Return every line of the records that includes the string "TESTE".
[DATA PROVIDED]
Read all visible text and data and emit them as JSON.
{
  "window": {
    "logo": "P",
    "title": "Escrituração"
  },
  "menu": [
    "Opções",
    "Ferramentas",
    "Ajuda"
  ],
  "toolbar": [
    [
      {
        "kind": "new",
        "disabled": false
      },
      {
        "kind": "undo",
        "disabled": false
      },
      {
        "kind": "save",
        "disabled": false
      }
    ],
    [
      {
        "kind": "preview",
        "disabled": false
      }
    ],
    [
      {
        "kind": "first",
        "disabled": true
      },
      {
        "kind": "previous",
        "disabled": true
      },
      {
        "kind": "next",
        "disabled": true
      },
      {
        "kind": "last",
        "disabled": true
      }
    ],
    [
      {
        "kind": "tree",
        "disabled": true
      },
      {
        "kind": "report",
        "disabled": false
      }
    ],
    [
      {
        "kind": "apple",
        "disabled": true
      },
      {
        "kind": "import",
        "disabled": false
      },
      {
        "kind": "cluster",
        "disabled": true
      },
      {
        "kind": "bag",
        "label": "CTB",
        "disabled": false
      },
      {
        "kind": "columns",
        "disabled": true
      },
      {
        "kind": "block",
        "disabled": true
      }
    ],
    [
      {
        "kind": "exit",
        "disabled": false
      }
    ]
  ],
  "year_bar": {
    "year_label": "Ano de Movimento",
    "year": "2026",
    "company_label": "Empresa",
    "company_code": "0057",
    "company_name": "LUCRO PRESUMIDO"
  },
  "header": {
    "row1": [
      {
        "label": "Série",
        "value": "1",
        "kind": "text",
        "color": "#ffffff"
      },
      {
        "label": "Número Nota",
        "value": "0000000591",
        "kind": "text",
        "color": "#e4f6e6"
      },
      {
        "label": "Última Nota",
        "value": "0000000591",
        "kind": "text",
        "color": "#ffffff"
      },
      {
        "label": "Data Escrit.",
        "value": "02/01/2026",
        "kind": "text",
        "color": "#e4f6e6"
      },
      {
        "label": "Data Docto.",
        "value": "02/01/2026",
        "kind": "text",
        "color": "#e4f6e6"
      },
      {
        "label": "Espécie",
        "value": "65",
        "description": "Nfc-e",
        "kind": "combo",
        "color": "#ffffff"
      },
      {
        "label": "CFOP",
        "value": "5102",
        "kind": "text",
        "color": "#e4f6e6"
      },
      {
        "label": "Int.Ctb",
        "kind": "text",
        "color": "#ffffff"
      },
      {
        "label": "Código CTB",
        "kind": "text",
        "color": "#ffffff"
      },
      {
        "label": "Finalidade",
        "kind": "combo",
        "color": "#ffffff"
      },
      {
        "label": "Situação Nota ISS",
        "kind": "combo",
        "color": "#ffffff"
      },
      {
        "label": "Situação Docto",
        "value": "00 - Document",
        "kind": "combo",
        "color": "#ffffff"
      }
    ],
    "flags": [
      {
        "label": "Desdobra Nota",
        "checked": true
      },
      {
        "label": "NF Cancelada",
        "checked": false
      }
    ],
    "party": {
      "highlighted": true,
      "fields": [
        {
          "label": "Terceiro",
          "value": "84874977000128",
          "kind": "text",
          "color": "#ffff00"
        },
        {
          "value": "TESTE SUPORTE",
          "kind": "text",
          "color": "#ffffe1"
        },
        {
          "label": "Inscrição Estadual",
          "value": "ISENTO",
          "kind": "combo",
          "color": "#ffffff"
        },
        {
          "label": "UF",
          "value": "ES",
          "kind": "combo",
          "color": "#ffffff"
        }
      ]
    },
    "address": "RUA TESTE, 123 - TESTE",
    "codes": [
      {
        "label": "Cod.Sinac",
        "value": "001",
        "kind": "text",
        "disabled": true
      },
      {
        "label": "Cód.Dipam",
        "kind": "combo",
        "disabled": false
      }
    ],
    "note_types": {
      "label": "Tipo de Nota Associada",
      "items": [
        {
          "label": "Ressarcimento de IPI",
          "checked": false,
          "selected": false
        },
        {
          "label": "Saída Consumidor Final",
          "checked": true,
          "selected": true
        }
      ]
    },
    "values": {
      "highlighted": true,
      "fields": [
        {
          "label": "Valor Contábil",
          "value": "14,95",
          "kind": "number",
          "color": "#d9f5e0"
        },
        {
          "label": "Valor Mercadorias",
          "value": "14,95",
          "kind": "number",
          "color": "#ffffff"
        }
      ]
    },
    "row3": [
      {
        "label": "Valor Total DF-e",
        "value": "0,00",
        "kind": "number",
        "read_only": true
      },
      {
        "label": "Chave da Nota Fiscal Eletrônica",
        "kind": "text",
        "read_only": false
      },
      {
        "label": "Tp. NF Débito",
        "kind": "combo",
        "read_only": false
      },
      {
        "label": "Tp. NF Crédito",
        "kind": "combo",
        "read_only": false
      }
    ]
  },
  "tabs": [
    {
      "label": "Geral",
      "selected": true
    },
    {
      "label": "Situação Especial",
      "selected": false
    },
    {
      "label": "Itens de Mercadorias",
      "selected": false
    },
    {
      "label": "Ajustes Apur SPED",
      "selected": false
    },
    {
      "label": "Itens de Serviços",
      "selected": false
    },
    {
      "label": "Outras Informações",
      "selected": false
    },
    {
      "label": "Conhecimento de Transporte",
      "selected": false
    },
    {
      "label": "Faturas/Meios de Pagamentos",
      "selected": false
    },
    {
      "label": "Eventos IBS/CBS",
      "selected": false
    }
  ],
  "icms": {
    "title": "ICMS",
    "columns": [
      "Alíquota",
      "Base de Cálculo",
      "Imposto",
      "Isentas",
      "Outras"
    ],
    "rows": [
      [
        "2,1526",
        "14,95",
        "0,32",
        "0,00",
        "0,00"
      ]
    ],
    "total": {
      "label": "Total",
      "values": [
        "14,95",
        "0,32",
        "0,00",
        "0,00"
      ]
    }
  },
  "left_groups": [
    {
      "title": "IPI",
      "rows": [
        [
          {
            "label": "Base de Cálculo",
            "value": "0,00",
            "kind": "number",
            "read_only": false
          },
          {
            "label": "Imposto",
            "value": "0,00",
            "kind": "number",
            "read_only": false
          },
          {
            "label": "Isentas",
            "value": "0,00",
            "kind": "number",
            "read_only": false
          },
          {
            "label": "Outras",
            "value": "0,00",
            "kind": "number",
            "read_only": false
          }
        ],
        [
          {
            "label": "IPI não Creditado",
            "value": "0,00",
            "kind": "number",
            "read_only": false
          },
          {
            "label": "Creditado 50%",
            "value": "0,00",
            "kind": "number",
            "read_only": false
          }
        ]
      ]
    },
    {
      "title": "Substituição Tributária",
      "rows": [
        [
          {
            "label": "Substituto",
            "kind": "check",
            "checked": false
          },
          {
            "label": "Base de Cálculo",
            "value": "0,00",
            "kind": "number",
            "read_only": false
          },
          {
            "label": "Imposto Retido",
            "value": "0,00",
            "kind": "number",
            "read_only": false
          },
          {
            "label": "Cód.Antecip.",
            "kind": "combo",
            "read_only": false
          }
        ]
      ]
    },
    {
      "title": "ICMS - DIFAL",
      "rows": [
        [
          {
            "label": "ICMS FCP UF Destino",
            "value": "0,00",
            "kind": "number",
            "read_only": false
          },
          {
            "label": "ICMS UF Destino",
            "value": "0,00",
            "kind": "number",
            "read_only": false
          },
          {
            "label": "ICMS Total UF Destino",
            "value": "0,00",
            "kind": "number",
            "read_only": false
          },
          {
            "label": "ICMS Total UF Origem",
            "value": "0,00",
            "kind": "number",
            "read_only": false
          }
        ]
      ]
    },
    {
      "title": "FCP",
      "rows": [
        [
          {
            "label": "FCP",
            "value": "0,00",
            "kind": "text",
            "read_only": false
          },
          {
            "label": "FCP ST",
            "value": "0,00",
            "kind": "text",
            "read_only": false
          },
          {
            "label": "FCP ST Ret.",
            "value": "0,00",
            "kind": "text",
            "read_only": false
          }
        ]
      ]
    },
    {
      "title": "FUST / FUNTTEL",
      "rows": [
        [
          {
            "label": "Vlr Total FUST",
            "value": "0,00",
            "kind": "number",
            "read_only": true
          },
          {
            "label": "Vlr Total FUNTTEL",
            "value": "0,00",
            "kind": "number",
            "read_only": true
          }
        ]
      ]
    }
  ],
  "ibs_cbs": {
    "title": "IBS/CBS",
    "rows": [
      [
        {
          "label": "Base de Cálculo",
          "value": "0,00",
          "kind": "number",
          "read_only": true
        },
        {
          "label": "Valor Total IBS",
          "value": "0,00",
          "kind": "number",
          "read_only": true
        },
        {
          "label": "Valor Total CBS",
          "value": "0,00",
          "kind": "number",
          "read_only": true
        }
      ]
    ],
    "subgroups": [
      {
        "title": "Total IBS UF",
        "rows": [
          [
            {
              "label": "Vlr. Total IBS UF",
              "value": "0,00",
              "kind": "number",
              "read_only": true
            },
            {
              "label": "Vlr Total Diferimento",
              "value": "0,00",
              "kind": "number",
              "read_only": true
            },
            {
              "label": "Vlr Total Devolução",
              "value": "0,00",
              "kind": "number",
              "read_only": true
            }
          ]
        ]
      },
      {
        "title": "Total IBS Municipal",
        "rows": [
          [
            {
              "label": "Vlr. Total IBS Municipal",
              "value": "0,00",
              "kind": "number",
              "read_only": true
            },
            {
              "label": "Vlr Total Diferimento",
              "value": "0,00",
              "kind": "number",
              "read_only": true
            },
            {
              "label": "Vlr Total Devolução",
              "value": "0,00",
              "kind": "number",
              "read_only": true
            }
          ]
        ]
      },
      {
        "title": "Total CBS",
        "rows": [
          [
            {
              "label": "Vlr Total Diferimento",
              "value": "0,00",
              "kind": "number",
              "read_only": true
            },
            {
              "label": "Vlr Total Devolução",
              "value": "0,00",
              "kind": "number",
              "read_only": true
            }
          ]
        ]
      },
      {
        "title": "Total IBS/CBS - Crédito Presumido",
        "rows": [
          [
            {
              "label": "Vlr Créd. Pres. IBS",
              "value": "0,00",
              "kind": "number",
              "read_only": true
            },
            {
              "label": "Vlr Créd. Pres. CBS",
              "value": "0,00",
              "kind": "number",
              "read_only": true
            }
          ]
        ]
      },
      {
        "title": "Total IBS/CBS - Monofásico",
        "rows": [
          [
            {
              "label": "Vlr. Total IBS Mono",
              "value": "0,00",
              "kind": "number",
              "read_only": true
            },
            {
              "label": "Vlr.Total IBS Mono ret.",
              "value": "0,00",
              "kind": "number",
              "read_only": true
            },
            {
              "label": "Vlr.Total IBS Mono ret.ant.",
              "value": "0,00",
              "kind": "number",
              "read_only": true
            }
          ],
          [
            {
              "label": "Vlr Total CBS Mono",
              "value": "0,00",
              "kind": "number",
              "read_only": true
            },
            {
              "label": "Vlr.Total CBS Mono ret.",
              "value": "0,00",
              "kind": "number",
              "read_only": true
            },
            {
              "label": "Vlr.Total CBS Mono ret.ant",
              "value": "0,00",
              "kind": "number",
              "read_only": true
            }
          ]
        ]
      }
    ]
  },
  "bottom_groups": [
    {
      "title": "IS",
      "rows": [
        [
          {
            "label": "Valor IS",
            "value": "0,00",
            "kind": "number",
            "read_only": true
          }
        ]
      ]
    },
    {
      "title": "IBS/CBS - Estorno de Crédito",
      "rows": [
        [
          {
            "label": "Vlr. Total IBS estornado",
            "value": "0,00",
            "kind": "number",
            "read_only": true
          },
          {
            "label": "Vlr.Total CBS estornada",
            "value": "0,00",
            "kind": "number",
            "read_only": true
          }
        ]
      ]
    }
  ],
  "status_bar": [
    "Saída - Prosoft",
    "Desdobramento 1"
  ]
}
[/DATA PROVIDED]
> **RESULT**:
          "value": "TESTE SUPORTE",
    "address": "RUA TESTE, 123 - TESTE",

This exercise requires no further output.